• Assignment
Note each line of the listing that contains the string "text", and copy it.

• Entries supplied

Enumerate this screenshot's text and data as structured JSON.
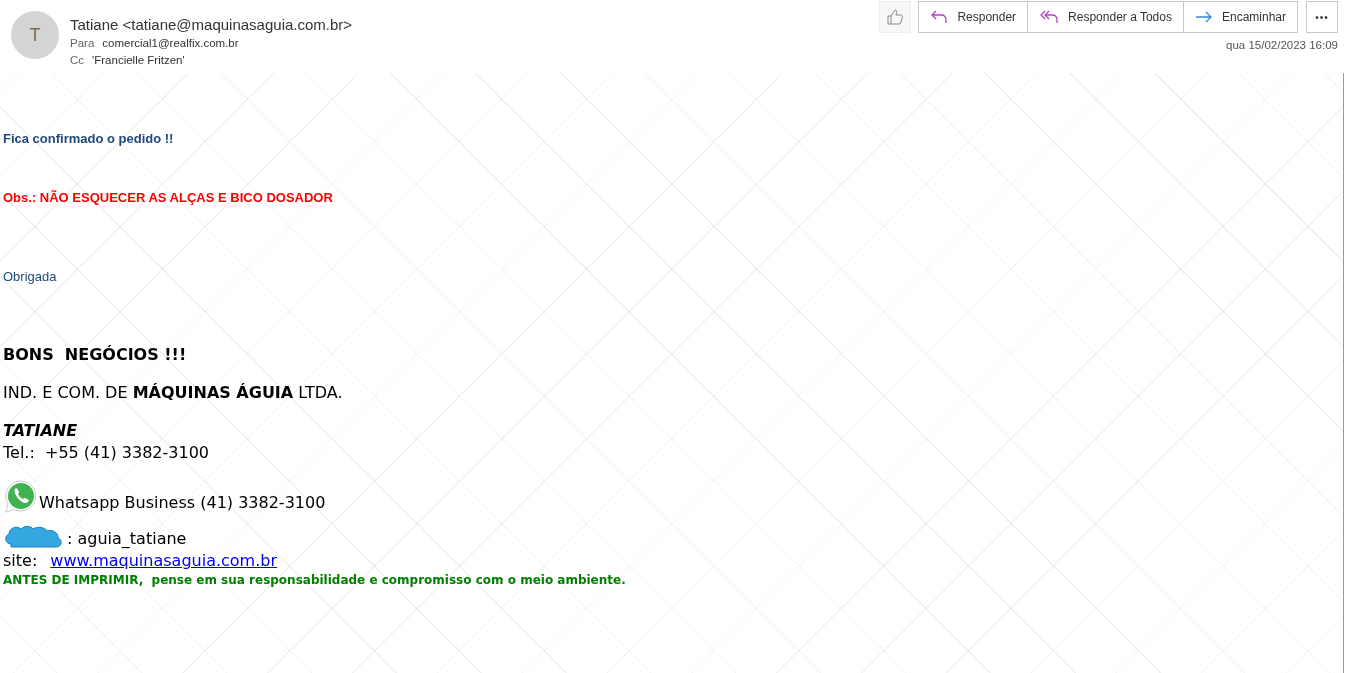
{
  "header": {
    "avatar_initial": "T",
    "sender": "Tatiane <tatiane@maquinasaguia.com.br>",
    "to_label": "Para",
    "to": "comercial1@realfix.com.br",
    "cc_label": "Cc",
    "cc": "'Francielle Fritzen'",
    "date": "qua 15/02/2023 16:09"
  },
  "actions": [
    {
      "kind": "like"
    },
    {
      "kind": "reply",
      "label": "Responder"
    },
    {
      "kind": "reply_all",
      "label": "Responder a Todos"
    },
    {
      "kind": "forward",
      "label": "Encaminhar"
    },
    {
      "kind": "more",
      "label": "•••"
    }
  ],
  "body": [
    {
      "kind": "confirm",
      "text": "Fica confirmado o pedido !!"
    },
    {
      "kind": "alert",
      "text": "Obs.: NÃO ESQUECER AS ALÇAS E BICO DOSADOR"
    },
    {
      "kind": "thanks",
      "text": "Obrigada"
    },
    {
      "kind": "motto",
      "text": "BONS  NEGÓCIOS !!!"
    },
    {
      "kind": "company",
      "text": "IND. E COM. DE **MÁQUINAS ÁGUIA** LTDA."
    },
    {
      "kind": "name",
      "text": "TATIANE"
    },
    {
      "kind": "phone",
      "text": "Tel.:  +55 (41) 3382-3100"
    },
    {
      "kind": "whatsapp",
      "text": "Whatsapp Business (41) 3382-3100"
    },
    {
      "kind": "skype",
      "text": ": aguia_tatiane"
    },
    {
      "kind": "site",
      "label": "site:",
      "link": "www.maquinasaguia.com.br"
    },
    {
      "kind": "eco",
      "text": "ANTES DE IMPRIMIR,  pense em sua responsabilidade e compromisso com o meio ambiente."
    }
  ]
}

• Your solution
Enumerate this screenshot's text and data as structured JSON.
      "text": "Fica confirmado o pedido !!"
      "text": "Obs.: NÃO ESQUECER AS ALÇAS E BICO DOSADOR"
      "text": "Obrigada"
      "text": "BONS  NEGÓCIOS !!!"
      "text": "IND. E COM. DE **MÁQUINAS ÁGUIA** LTDA."
      "text": "TATIANE"
      "text": "Tel.:  +55 (41) 3382-3100"
      "text": "Whatsapp Business (41) 3382-3100"
      "text": ": aguia_tatiane"
      "text": "ANTES DE IMPRIMIR,  pense em sua responsabilidade e compromisso com o meio ambiente."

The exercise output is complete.